Fear gripped Europe's banks yesterday as shares in French and Italian lenders dived on concerns they would be crippled by the eurozone crisis.
Société Générale led French banks down as market rumours about its financial position sent its shares tumbling more than 20 per cent during the trading session. SocGen, France's second-biggest bank, was forced to issue a statement denying speculation that it was in trouble.
Shares in Unicredit and Intesa, two of Italy's biggest banks, were suspended because of volatile trading.
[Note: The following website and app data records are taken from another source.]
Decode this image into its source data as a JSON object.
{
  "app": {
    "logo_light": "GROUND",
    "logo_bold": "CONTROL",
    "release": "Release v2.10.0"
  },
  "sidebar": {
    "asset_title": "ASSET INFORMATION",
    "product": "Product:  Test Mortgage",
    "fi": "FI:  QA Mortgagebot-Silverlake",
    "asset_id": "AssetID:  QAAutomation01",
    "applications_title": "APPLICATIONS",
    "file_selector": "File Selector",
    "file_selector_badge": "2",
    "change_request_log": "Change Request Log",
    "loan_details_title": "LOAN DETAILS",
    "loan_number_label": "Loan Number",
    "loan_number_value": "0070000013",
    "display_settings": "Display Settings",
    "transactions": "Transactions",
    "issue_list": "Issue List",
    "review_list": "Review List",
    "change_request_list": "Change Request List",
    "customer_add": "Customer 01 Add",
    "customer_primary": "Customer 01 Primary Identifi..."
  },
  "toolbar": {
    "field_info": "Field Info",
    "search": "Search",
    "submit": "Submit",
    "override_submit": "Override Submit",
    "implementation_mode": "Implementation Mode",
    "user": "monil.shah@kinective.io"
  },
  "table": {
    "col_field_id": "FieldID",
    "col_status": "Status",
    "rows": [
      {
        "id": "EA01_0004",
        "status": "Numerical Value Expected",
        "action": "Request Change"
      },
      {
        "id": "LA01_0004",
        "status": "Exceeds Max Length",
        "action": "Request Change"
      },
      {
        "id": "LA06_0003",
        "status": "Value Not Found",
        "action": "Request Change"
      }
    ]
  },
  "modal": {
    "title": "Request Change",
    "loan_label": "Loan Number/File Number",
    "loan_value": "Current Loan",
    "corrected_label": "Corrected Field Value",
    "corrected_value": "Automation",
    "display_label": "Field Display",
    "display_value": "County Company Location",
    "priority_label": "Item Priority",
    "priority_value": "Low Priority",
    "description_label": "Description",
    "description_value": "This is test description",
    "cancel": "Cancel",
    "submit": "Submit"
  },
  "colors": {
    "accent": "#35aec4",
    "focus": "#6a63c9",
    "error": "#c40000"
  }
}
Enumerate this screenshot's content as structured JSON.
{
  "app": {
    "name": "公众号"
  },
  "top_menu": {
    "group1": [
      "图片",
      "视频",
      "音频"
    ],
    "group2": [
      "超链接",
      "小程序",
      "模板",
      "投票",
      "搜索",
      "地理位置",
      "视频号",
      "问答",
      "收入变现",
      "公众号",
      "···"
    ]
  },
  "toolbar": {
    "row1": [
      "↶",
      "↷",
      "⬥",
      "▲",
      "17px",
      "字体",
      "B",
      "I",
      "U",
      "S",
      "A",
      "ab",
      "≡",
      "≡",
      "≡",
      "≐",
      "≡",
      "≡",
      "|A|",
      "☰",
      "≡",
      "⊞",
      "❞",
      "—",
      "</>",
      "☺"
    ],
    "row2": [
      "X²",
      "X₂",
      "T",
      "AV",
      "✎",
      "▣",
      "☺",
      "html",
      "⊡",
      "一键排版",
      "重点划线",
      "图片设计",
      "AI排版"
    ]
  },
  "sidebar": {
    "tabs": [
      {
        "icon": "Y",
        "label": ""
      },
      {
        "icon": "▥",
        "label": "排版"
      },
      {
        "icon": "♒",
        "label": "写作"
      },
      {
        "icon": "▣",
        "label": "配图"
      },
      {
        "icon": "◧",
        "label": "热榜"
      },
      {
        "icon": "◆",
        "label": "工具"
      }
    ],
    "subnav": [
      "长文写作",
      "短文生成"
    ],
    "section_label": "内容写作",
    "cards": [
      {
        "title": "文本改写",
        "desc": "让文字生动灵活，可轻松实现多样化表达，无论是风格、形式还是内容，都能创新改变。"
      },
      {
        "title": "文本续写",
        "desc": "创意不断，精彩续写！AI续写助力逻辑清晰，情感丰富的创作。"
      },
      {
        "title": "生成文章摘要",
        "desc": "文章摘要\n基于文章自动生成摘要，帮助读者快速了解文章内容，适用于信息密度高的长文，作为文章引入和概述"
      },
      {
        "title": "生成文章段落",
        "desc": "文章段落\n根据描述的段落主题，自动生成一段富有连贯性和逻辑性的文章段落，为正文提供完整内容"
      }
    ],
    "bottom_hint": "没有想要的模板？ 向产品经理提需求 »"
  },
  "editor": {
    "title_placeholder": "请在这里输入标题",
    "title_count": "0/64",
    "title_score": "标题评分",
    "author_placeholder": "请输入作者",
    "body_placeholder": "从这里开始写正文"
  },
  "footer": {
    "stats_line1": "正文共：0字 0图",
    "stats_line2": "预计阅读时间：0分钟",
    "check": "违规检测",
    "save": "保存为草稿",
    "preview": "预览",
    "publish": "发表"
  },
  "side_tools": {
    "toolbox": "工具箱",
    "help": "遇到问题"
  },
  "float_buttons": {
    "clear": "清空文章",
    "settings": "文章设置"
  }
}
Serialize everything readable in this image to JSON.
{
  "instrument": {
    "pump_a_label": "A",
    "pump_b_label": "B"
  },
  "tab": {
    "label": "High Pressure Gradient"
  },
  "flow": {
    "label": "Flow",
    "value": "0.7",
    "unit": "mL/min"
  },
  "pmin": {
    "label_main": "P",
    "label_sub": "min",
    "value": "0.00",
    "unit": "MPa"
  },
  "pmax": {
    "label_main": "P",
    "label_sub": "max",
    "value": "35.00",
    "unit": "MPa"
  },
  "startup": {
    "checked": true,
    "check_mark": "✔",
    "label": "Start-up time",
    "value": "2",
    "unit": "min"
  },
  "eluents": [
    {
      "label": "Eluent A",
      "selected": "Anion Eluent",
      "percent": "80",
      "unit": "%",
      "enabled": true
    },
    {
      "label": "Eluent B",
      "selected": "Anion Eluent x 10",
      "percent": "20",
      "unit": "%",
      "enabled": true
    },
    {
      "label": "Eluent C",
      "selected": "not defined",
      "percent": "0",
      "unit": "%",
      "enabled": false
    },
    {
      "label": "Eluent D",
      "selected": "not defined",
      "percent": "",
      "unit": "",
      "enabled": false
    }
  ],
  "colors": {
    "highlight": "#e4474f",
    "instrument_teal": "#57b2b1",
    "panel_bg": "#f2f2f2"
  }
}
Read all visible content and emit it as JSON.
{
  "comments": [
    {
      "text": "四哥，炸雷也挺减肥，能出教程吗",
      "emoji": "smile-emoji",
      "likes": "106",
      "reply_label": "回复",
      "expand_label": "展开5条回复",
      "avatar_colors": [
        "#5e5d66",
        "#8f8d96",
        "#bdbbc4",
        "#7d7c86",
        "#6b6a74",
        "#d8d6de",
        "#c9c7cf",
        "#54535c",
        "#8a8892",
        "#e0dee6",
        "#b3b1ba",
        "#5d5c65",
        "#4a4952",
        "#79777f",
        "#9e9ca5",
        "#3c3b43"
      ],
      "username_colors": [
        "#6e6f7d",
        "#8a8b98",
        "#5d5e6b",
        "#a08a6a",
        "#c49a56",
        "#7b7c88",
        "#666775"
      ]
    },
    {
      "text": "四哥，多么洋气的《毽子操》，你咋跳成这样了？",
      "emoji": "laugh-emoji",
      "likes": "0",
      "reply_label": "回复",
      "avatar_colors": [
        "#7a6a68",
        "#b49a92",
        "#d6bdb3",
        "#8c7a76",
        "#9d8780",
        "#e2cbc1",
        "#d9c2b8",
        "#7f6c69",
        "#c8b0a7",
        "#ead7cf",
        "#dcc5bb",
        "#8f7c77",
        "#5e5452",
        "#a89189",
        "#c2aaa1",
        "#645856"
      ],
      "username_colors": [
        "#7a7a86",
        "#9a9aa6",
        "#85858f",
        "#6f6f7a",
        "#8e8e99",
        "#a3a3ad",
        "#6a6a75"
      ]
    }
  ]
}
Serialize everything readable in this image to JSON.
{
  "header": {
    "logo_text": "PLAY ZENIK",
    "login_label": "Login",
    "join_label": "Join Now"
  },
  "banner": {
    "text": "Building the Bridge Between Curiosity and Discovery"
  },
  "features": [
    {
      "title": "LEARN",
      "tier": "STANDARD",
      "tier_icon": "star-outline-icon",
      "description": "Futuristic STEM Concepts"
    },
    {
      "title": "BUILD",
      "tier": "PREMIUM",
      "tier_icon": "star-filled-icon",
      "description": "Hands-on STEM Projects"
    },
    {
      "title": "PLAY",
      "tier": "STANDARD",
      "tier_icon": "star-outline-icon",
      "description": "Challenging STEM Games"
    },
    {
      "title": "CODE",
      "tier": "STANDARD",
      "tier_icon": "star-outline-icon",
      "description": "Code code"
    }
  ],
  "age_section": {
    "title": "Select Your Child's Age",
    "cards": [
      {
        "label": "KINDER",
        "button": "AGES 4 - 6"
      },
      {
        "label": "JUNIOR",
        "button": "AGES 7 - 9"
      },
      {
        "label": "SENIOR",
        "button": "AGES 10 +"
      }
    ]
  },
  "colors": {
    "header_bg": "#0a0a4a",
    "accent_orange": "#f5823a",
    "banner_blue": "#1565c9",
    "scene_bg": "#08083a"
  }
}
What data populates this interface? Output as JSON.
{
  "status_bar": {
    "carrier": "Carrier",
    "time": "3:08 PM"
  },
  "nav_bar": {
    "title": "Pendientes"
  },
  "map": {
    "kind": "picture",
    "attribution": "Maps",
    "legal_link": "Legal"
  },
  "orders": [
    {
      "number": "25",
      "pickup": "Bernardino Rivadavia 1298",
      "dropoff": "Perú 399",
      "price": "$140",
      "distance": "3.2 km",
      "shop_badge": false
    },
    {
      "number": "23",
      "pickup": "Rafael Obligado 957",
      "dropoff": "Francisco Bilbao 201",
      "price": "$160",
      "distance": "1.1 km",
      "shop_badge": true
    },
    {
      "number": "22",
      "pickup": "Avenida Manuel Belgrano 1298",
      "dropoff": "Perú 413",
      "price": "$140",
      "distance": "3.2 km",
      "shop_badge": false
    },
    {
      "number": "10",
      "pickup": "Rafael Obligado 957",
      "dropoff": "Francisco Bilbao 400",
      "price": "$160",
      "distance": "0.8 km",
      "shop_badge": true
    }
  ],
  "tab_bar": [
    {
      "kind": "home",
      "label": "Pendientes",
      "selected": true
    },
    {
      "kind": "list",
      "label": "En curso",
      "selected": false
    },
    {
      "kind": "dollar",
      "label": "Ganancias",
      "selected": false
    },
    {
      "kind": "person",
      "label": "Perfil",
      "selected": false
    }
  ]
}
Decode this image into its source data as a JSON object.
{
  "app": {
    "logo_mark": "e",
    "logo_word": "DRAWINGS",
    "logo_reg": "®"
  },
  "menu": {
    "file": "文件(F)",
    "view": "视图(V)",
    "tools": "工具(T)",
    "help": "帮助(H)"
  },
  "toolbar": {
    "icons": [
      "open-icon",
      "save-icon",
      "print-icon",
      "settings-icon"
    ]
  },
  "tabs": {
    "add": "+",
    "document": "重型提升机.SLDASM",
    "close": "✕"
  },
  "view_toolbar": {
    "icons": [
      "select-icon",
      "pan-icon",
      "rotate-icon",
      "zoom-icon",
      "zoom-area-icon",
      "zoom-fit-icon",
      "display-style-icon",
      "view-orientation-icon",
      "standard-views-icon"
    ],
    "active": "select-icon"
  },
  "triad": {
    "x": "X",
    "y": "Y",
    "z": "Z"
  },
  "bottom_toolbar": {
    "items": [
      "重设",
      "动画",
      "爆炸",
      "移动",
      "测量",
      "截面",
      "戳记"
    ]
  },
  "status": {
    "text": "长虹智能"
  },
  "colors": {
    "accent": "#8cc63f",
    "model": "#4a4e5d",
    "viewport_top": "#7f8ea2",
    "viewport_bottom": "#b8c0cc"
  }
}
Fears about Italy's sovereign-debt burden sent the banks down 9.4 per cent and 13.7 per cent respectively.
French banks were hit by rumours that France was about to follow the US and lose its top AAA credit rating. SocGen shares closed down almost 15 per cent and have nearly halved in the past four weeks. BNP Paribas, France's biggest bank, fell 9.5 per cent.
SocGen also suffered after a typographical error in a Reuters chart sparked concerns that the bank, a big bullion trader, was trying to raise cash by selling gold futures cheaply. Later, rumours swept the market that an unlisted French insurer was in financial difficulty and had sold its big holding of SocGen shares. SocGen last week revealed a slump in second-quarter profit as the bank was hit by its big exposure to Greece. The bank also admitted it was unlikely to meet its 2012 profit forecast.
A SocGen spokesman said there had been no change since the profit warning, adding: "SocGen categorically denies all the market rumours."
The eurozone crisis is in danger of spreading from peripheral countries such as Greece and Portugal to major economies such as Italy, Spain or even France. Fears about which banks might be hit by holdings of bonds issued by troubled countries have led to inter-bank lending costs soaring.
British banks were also casualties. Barclays dropped 8.7 per cent, followed by Standard Chartered and Royal Bank of Scotland, which both shed more than 7 per cent. Santander, Spain's biggest bank, fell 8.3 per cent.